Recorded information:
──────────
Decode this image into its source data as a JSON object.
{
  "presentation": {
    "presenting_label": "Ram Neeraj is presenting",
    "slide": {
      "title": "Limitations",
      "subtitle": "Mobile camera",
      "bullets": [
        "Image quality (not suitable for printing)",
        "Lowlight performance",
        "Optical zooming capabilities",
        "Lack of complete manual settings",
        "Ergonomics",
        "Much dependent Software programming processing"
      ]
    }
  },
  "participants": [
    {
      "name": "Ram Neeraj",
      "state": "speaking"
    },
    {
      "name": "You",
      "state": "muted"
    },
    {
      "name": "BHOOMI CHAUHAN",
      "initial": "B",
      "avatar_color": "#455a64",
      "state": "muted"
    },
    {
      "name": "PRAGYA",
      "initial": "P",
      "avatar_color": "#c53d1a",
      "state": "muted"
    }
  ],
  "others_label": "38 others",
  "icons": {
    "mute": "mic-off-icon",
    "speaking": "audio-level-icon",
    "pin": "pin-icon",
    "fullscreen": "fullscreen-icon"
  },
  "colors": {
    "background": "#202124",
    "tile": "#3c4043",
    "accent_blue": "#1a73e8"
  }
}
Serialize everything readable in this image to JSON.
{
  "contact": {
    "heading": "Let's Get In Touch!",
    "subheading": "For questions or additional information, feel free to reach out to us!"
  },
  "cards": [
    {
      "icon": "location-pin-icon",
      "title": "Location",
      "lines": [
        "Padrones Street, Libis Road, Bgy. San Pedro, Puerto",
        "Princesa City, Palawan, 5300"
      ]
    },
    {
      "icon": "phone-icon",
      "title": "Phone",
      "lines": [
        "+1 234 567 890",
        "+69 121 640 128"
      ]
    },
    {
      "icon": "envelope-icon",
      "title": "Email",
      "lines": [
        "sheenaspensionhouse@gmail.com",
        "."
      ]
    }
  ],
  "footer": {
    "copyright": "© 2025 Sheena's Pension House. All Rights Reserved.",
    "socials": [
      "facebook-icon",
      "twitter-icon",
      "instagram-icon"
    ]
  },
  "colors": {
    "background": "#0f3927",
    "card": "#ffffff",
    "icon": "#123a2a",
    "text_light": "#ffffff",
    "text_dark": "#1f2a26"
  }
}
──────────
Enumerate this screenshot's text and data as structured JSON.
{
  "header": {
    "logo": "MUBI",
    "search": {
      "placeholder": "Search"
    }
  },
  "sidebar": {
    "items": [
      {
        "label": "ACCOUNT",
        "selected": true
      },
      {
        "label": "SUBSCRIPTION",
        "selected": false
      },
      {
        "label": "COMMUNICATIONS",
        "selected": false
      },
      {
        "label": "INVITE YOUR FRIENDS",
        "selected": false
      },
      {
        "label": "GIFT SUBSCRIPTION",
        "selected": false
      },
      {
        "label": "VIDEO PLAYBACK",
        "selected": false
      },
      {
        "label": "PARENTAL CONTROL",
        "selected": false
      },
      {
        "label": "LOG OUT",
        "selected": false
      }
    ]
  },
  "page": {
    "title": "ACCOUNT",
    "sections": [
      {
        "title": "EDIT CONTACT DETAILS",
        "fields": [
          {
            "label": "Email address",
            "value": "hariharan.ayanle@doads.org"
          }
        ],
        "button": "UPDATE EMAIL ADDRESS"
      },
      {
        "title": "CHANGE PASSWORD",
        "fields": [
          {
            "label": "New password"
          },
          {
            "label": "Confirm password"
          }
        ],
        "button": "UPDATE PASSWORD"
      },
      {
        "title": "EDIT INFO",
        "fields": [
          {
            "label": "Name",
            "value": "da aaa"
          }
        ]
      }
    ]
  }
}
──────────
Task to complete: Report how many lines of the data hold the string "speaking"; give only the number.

Task solution: 2